Granted, Tarr painstakingly looks at every song on each of Smith’s albums, too much so, in fact. He precedes every breakdown with the amateurish, and conceited, “this song is about…” intro. It’s been a hackneyed tool of amateur critics since Rock allowed journalism into its sphere, and it’s usually followed by a series of personal prejudices to illustrate the critic’s viewpoint. Rock music—indeed, all music, is impressionistic, and its meaning changes, for the listener and performer, with each new performance. Here’s an example:

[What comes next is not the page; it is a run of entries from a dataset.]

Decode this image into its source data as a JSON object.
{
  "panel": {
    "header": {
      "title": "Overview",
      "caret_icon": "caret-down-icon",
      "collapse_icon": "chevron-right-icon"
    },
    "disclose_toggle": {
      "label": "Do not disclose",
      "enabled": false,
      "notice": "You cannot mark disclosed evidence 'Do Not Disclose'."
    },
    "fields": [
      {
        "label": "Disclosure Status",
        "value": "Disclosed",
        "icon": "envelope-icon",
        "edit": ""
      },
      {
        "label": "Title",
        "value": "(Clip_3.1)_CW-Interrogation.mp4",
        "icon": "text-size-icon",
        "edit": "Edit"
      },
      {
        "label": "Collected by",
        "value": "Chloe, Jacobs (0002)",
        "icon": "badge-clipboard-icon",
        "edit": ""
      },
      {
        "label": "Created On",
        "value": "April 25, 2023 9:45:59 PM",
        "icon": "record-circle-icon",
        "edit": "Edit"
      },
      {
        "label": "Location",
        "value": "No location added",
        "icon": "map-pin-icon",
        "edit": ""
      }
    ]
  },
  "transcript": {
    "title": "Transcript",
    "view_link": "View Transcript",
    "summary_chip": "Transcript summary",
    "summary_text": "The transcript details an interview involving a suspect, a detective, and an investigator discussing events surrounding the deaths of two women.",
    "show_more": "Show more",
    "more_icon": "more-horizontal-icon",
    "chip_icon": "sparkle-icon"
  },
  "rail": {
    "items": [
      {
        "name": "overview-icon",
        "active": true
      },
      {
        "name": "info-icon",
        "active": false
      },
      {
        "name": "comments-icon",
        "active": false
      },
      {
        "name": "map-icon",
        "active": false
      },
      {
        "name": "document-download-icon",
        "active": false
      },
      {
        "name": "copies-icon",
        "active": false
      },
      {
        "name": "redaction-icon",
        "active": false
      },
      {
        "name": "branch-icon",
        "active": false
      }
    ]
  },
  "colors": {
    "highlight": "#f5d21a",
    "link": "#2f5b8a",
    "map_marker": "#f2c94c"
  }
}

To be fair, Tarr’s book offers an introduction of Patti Smith’s work, and her continuing influence, to an audience who may only have heard of her in the press, but are unfamiliar with her actual music. For those who have followed her career, The Words and Music of Patti Smith comes across as a lopsided account of her career from someone a generation removed from the New York scene that spawned punk.
More than any other woman, and more than most men, for that matter, Patti Smith has embodied the primal spirit of rock. Without her, there would be no Chrissie Hynde or Joan Jett. And without her, and the whole CBGB scene of the late seventies, there probably wouldn’t have been a Sex Pistols or Clash. She embraced the androgyny that her male counterparts had hinted at from the earliest days of Elvis, and forged a new path for every skinny wannabe rock star. She’s never shied away from politics or social issues, and she rocked them even when it was unfashionable.
That thing that is Rock and Roll would breathe much heavier without her presence. And that same entity can only shake its head in amusement when guys like Joe Tarr intellectualize her ad nauseum. The only way to appreciate Patti Smith is to listen to her albums. Sure. She slips every now and then, but she always regains her footing.
While The Words and Music of Patti Smith tries to offer a solid portrait of Patti Smith, it slips frequently, and never quite regains its footing.